I am not complaining, mind you. Just such a great character.

What I love is that she’s using people’s perception of her weakness to her advantage, half-consciously. Her reactions are real and sincere but they also work to her benefit and she knows this, too.

Basement server

There are some technical inaccuracies in this article.

More on that in a moment.

However — what the hell was Clinton thinking, setting up some clandestine-ish basement email server?

I don’t know if what she did was illegal or not. It probably was, or should be. But good god was it ever crazy stupid.

But I have to say the reporter has no idea how email encryption works.

Not until March 29, 2009 — two months after Clinton began using it — did the server receive a “digital certificate” that protected communication over the Internet through encryption, according to Venafi’s analysis.

No. Though it’s unclear exactly what the journalist is even discussing.

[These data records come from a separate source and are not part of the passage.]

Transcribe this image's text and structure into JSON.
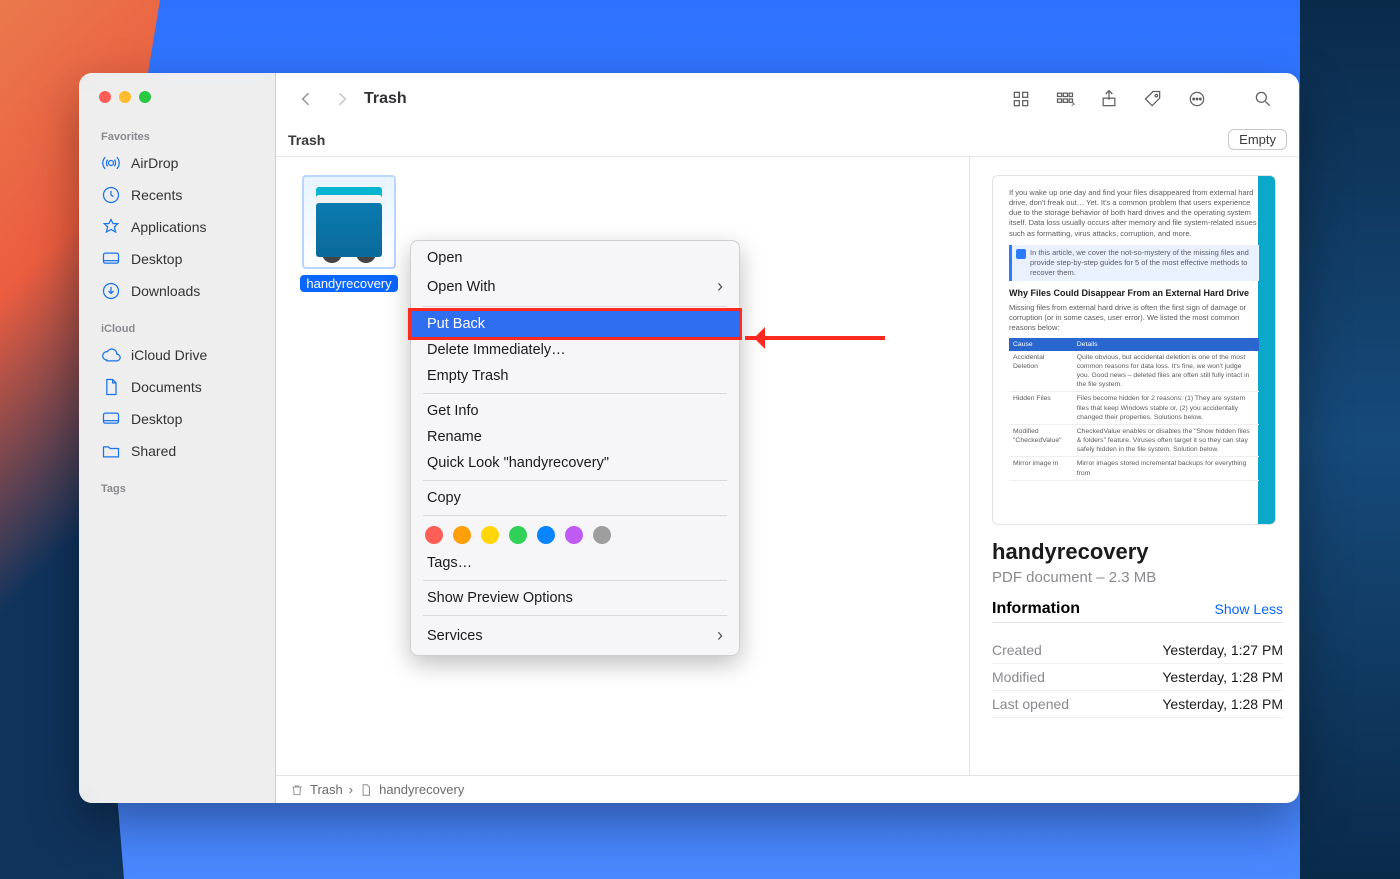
{
  "window": {
    "title": "Trash"
  },
  "sidebar": {
    "favorites_header": "Favorites",
    "icloud_header": "iCloud",
    "tags_header": "Tags",
    "favorites": [
      {
        "label": "AirDrop"
      },
      {
        "label": "Recents"
      },
      {
        "label": "Applications"
      },
      {
        "label": "Desktop"
      },
      {
        "label": "Downloads"
      }
    ],
    "icloud": [
      {
        "label": "iCloud Drive"
      },
      {
        "label": "Documents"
      },
      {
        "label": "Desktop"
      },
      {
        "label": "Shared"
      }
    ]
  },
  "subheader": {
    "title": "Trash",
    "empty_label": "Empty"
  },
  "file": {
    "name": "handyrecovery"
  },
  "context_menu": {
    "open": "Open",
    "open_with": "Open With",
    "put_back": "Put Back",
    "delete_immediately": "Delete Immediately…",
    "empty_trash": "Empty Trash",
    "get_info": "Get Info",
    "rename": "Rename",
    "quick_look": "Quick Look \"handyrecovery\"",
    "copy": "Copy",
    "tags": "Tags…",
    "show_preview": "Show Preview Options",
    "services": "Services"
  },
  "preview": {
    "name": "handyrecovery",
    "subtitle": "PDF document – 2.3 MB",
    "info_header": "Information",
    "show_less": "Show Less",
    "rows": [
      {
        "k": "Created",
        "v": "Yesterday, 1:27 PM"
      },
      {
        "k": "Modified",
        "v": "Yesterday, 1:28 PM"
      },
      {
        "k": "Last opened",
        "v": "Yesterday, 1:28 PM"
      }
    ],
    "doc": {
      "p1": "If you wake up one day and find your files disappeared from external hard drive, don't freak out… Yet. It's a common problem that users experience due to the storage behavior of both hard drives and the operating system itself. Data loss usually occurs after memory and file system-related issues such as formatting, virus attacks, corruption, and more.",
      "callout": "In this article, we cover the not-so-mystery of the missing files and provide step-by-step guides for 5 of the most effective methods to recover them.",
      "h": "Why Files Could Disappear From an External Hard Drive",
      "p2": "Missing files from external hard drive is often the first sign of damage or corruption (or in some cases, user error). We listed the most common reasons below:",
      "th1": "Cause",
      "th2": "Details",
      "r1k": "Accidental Deletion",
      "r1v": "Quite obvious, but accidental deletion is one of the most common reasons for data loss. It's fine, we won't judge you. Good news – deleted files are often still fully intact in the file system.",
      "r2k": "Hidden Files",
      "r2v": "Files become hidden for 2 reasons: (1) They are system files that keep Windows stable or, (2) you accidentally changed their properties. Solutions below.",
      "r3k": "Modified \"CheckedValue\"",
      "r3v": "CheckedValue enables or disables the \"Show hidden files & folders\" feature. Viruses often target it so they can stay safely hidden in the file system. Solution below.",
      "r4k": "Mirror image in",
      "r4v": "Mirror images stored incremental backups for everything from"
    }
  },
  "pathbar": {
    "root": "Trash",
    "leaf": "handyrecovery"
  }
}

The traffic — and here I presume they are discussing traffic between the email server and Clinton’s Blackberry — would have already been encrypted. That’s just how Blackberry works (though it’s been many years since I’ve set up a BB server) and as far as I recall it is not even possible to turn that off.

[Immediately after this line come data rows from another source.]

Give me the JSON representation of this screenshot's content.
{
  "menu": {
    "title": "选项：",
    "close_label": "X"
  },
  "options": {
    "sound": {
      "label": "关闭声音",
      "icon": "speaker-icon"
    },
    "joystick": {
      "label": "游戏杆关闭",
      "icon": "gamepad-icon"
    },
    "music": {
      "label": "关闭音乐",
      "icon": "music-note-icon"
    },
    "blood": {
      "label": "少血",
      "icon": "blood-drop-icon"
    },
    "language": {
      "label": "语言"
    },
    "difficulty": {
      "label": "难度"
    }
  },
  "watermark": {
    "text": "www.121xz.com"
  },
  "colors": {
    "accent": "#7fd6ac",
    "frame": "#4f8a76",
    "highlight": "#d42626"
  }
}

“That means that anyone could have accessed it. Anyone,” Kevin Bocek, vice president of threat intelligence at Venafi, told The Post.

Wrong! So if the journalist and some “threat intelligence” nincompoop are correct that the server did not have an official cert from a certificate-issuing organization, but that also does not necessarily mean that traffic outside the Blackberry realm was un-encrypted, just that there was no official cert (which can be more secure if you think the cert-issuing organization itself is compromised!)

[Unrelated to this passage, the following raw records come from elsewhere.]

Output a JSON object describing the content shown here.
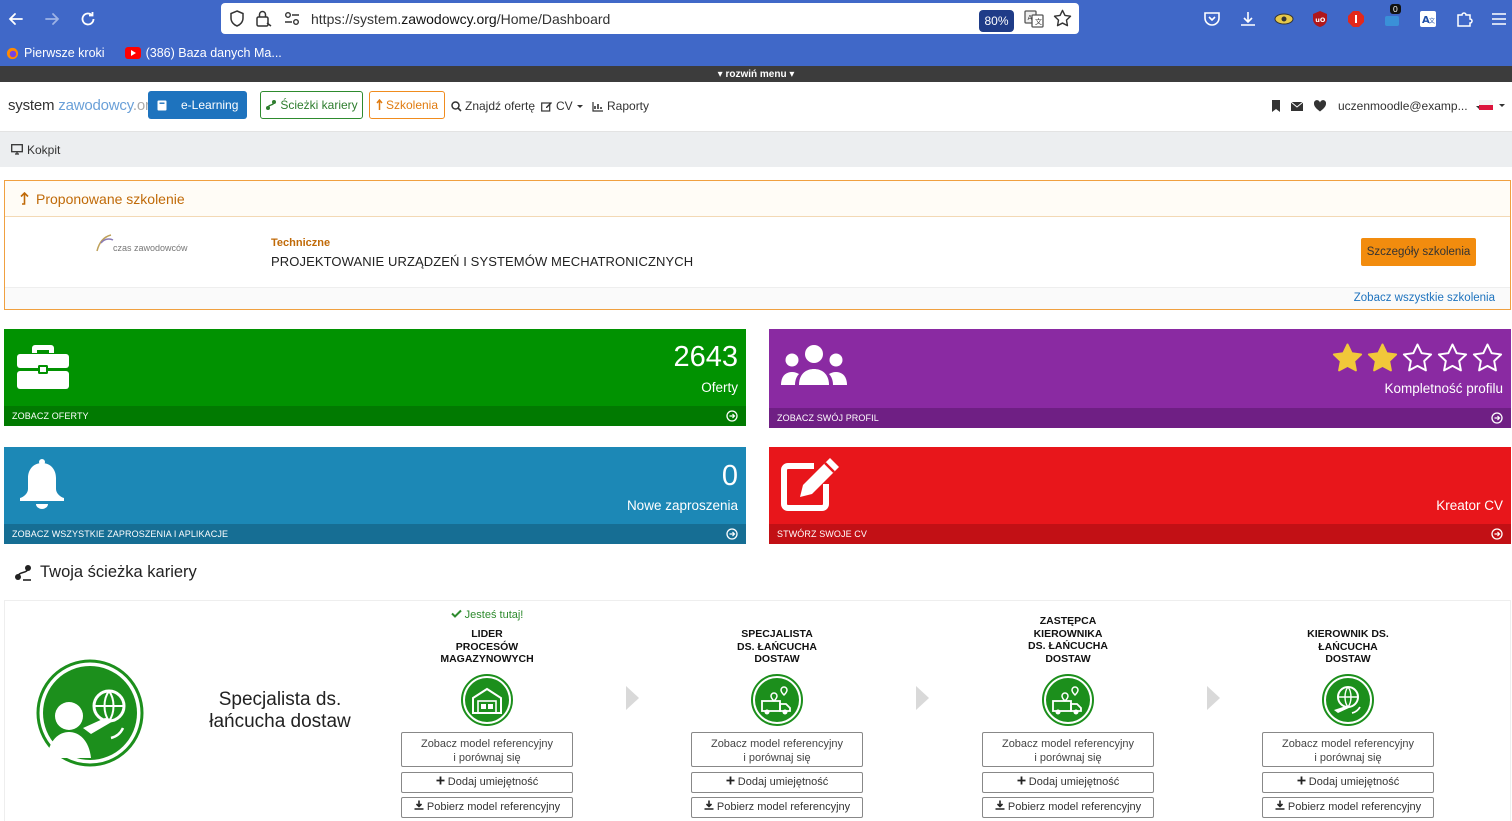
{
  "browser": {
    "url_prefix": "https://system.",
    "url_domain": "zawodowcy.org",
    "url_path": "/Home/Dashboard",
    "zoom": "80%",
    "bookmarks": [
      "Pierwsze kroki",
      "(386) Baza danych Ma..."
    ],
    "ext_badge": "0"
  },
  "expand_menu": "▾ rozwiń menu ▾",
  "header": {
    "logo_a": "system ",
    "logo_b": "zawodowcy",
    "logo_c": ".org",
    "elearning": "e-Learning",
    "sciezki": "Ścieżki kariery",
    "szkolenia": "Szkolenia",
    "znajdz": "Znajdź ofertę",
    "cv": "CV",
    "raporty": "Raporty",
    "user": "uczenmoodle@examp..."
  },
  "breadcrumb": "Kokpit",
  "proposed": {
    "heading": "Proponowane szkolenie",
    "logo_text": "czas zawodowców",
    "category": "Techniczne",
    "title": "PROJEKTOWANIE URZĄDZEŃ I SYSTEMÓW MECHATRONICZNYCH",
    "details_button": "Szczegóły szkolenia",
    "see_all": "Zobacz wszystkie szkolenia"
  },
  "tiles": {
    "offers": {
      "count": "2643",
      "label": "Oferty",
      "footer": "ZOBACZ OFERTY",
      "color": "#019201",
      "foot_color": "#017a01"
    },
    "profile": {
      "label": "Kompletność profilu",
      "footer": "ZOBACZ SWÓJ PROFIL",
      "stars_filled": 2,
      "stars_total": 5,
      "color": "#8a2aa2",
      "foot_color": "#6f1f84"
    },
    "invites": {
      "count": "0",
      "label": "Nowe zaproszenia",
      "footer": "ZOBACZ WSZYSTKIE ZAPROSZENIA I APLIKACJE",
      "color": "#1c88b6",
      "foot_color": "#166e94"
    },
    "cv": {
      "label": "Kreator CV",
      "footer": "STWÓRZ SWOJE CV",
      "color": "#e8161b",
      "foot_color": "#c21015"
    }
  },
  "career": {
    "heading": "Twoja ścieżka kariery",
    "current_line1": "Specjalista ds.",
    "current_line2": "łańcucha dostaw",
    "you_are_here": "Jesteś tutaj!",
    "btn_ref_line1": "Zobacz model referencyjny",
    "btn_ref_line2": "i porównaj się",
    "btn_add": "Dodaj umiejętność",
    "btn_dl": "Pobierz model referencyjny",
    "steps": [
      {
        "lines": [
          "LIDER",
          "PROCESÓW",
          "MAGAZYNOWYCH"
        ],
        "icon": "warehouse-icon"
      },
      {
        "lines": [
          "SPECJALISTA",
          "DS. ŁAŃCUCHA",
          "DOSTAW"
        ],
        "icon": "delivery-truck-icon"
      },
      {
        "lines": [
          "ZASTĘPCA",
          "KIEROWNIKA",
          "DS. ŁAŃCUCHA",
          "DOSTAW"
        ],
        "icon": "delivery-truck-icon"
      },
      {
        "lines": [
          "KIEROWNIK DS.",
          "ŁAŃCUCHA",
          "DOSTAW"
        ],
        "icon": "global-logistics-icon"
      }
    ]
  }
}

Which seems to have been the case.

But email encryption has several layers:

  • Is the device itself encrypted?
  • Is the transport from the device to the email service provider/server encrypted?
  • Is the email itself encrypted separate of the device and the server?
  • Is non-BB-device access to the email server encrypyted (OWA, etc.)?
  • Is the transport from the email server to other email servers encrypted?

This shit can get complicated.

BTW, that last bullet point is the killer; most of this is still unencrypted, and I doubt Clinton’s email server had any encryption on that level with most recipients. At most the server probably had opportunistic encryption enabled, which’d mean it’d fall back to unencrypted if no negotiation of encryption were possible (probably about 60% of email servers).

So in short, Clinton did a very stupid, technically-incompetent and possibly illegal thing that no one in that position should ever do no matter how much encryption there was.

Toil and trouble

I scored 62 on this “Do You Live in a Bubble?” quiz.


I knew my score would be fairly high because I grew up partially in poverty and partially in lower-working-class environs, and then joined the military as an enlistee.

But in many ways, I’m atypical. I’ve always been estranged from any community, never quite belonging. I was reading and fully comprehending college-age textbooks by the time I was in fourth grade. For example, I helped my neighbor Lori study for and pass her community college microbiology class before I’d even entered fifth grade, explaining to her in detail what DNA was and how it functioned, etc, among other things, even making her study cards for the class. I finished Moby Dick in third grade. I’d read literally entire shelves of the local library by the time I was 11 years old. You can guess how that went in a pretty anti-intellectual place.

So no bubble, but in many ways I’d never really had and never will have a home in any community — now as an adult I might know more and be able to reason more capably than someone with some fancy matriculation and degree to show for it, but I don’t really fit in with the college-grad crowd, either. Mostly they just make me angry.

So there is no larger froth into which my tiny vesicle embeds.

But I do get a bit choleric when the college-grad crowd shits on working-class and poor people, because that’s where and how I grew up and I understand that experience of life well even if I never completely fit there, either.

I’m not sure what larger meaning that quiz holds, but many of the people I’m around daily now would get a very low score on it, I do know that.